A processing node is implemented as a docker image. Whenever a node is instantiated by the VISP runtime, a docker container is created from that docker image on (one of) the specified resource pool(s).

TODO (Christoph): explain how a processing node must be implemented in that docker image

The VISP runtime may decide to replicate a processing node at runtime; this means that more than one docker container is deployed from the same docker image. The reason for this replication is to have more copies of the same processing nodes in order to partition the input data and divide the work between all the replicas.

Update mechanism

One interesting implementation detail concerns the way the running containers are handled in case of a topology update. Imagine A topology consisting of a source node Source, a processing operator Step1 and a sink node Sink. The following figure displays such a topology.

Configure Data Provider

Initially, Step1 is set up to connect to Source’s queue and handle messages that are put on that queue (its identifier would be>Step1). Now, let’s assume the topology is changed such that a new operator Step2 is inserted that consumes from Source.
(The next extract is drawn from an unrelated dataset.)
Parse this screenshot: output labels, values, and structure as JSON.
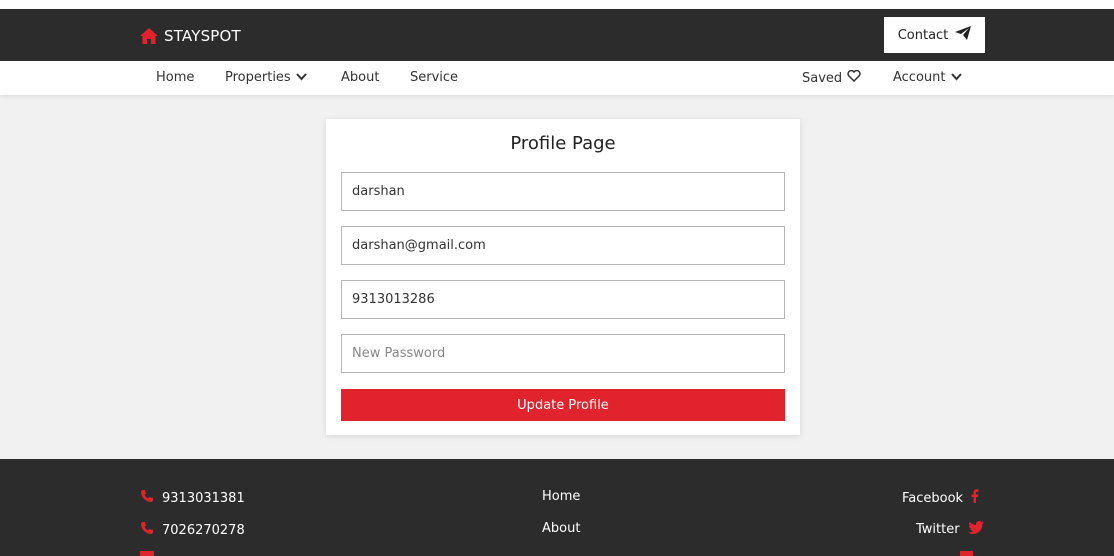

Also, Step1 is changed so that it now receives messages from both Source and Step2 (as seen in the following figure):

Configure Data Provider

While it is easy to set up a new instance for Step2 and point it to the correct queue (>Step2) on setup, it is a little bit more tricky to change Step1. Ultimately, it needs to listen to both>Step1 and>Step1. In order to communicate this change to the container without interrupt the current processing, the following mechanism is used:

  • Write an update command to a specific file inside the docker container (/root/topologyUpdate.txt).
  • This update command to update Step1 in our example would be: ADD>Step1
  • The docker container has a thread that automatically scans the file system for the addition of new files
  • Once this threads notices the new file, its content is read and the appropriate update is executed
  • In this case, a new connection to the queue>Step1 is created and the docker container will now listen to messages coming from that queue.

Resource Provider

The VISP Runtime is able to either work on a fixed set of virtual machines or to obtain the virtual machines on demand within a OpenStack-based cloud.


The reasoner component allows the VISP Runtime to update the resource provisioning configuration on demand. Currently, VISP only provides a threshold based approach, but in the future we will also implement more advance provisioning approaches.

Data Provider

While in a real scenario, the input data would come from some device, a sensor or some other data source, the VISP Data Provider can be used to generate a stream of test data to evaluate the created topology. A few different types of such data streams are already implemented (e.g. MachineData, SequentialWait, …) and for those one just has to point the data provider to the infrastructure host and resource pool.